We are, in other words, in a new world where practices that once would have shocked have become the norm of news and pundit chitchat.  TomDispatch, however, refuses to consider any of this “normal.”  We have over these last years regularly focused on the way Washington’s most oppressive powers have been wildly enhanced and on people we now know as “whistleblowers,” people like Bradley Manning, who saw something truly, unnervingly different in our American world and decided they just had to do something about it. TomDispatch regular Peter Van Buren is one of them and today he considers what Snowden might be going through. Tom

Edward Snowden’s Long Flight
What a Whistleblower Thinks a Fellow Whistleblower Might Have Thought
By Peter Van Buren

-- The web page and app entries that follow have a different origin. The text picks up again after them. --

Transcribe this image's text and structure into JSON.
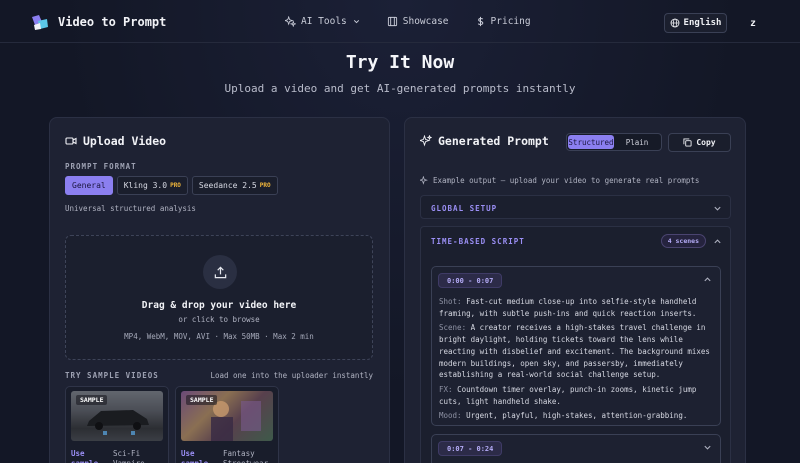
{
  "nav": {
    "brand": "Video to Prompt",
    "links": [
      {
        "label": "AI Tools",
        "icon": "sparkle-icon",
        "dropdown": true
      },
      {
        "label": "Showcase",
        "icon": "film-icon"
      },
      {
        "label": "Pricing",
        "icon": "dollar-icon"
      }
    ],
    "language": "English",
    "avatar_initial": "z"
  },
  "hero": {
    "title": "Try It Now",
    "subtitle": "Upload a video and get AI-generated prompts instantly"
  },
  "upload": {
    "title": "Upload Video",
    "prompt_format_label": "PROMPT FORMAT",
    "formats": [
      {
        "label": "General",
        "active": true,
        "pro": ""
      },
      {
        "label": "Kling 3.0",
        "active": false,
        "pro": "PRO"
      },
      {
        "label": "Seedance 2.5",
        "active": false,
        "pro": "PRO"
      }
    ],
    "format_description": "Universal structured analysis",
    "dropzone": {
      "main": "Drag & drop your video here",
      "sub": "or click to browse",
      "formats": "MP4, WebM, MOV, AVI · Max 50MB · Max 2 min"
    },
    "samples_title": "TRY SAMPLE VIDEOS",
    "samples_hint": "Load one into the uploader instantly",
    "samples": [
      {
        "badge": "SAMPLE",
        "use": "Use sample",
        "name": "Sci-Fi Vampire"
      },
      {
        "badge": "SAMPLE",
        "use": "Use sample",
        "name": "Fantasy Streetwear"
      }
    ]
  },
  "generated": {
    "title": "Generated Prompt",
    "toggle": [
      {
        "label": "Structured",
        "active": true
      },
      {
        "label": "Plain",
        "active": false
      }
    ],
    "copy_label": "Copy",
    "example_note": "Example output — upload your video to generate real prompts",
    "global_setup": "GLOBAL SETUP",
    "time_script": "TIME-BASED SCRIPT",
    "scenes_count": "4 scenes",
    "scene1": {
      "time": "0:00 - 0:07",
      "shot_key": "Shot:",
      "shot": "Fast-cut medium close-up into selfie-style handheld framing, with subtle push-ins and quick reaction inserts.",
      "scene_key": "Scene:",
      "scene": "A creator receives a high-stakes travel challenge in bright daylight, holding tickets toward the lens while reacting with disbelief and excitement. The background mixes modern buildings, open sky, and passersby, immediately establishing a real-world social challenge setup.",
      "fx_key": "FX:",
      "fx": "Countdown timer overlay, punch-in zooms, kinetic jump cuts, light handheld shake.",
      "mood_key": "Mood:",
      "mood": "Urgent, playful, high-stakes, attention-grabbing."
    },
    "scene2": {
      "time": "0:07 - 0:24"
    }
  },
  "colors": {
    "accent": "#8b7ff0",
    "pro": "#f1b73b",
    "background": "#131726",
    "panel": "#1e2233"
  }
}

As a State Department whistleblower, I think a lot about Edward Snowden. I can’t help myself. My friendships with other whistleblowers like Tom Drake, Jesslyn Radack, Daniel Ellsberg, and John Kiriakou lead me to believe that, however different we may be as individuals, our acts have given us much in common. I suspect that includes Snowden, though I’ve never had the slightest contact with him. Still, as he took his long flight from Hong Kong into the unknown, I couldn’t help feeling that he was thinking some of my thoughts, or I his. Here are five things that I imagine were on his mind (they would have been on mine) as that plane took off.

I Am Afraid

Whistleblowers act on conscience because they encounter something so horrifying, unconstitutional, wasteful, fraudulent, or mismanaged that they are overcome by the need to speak out. There is always a calculus of pain and gain (for others, if not oneself), but first thoughts are about what you’ve uncovered, the information you feel compelled to bring into the light, rather than your own circumstances.

Read the rest of this entry →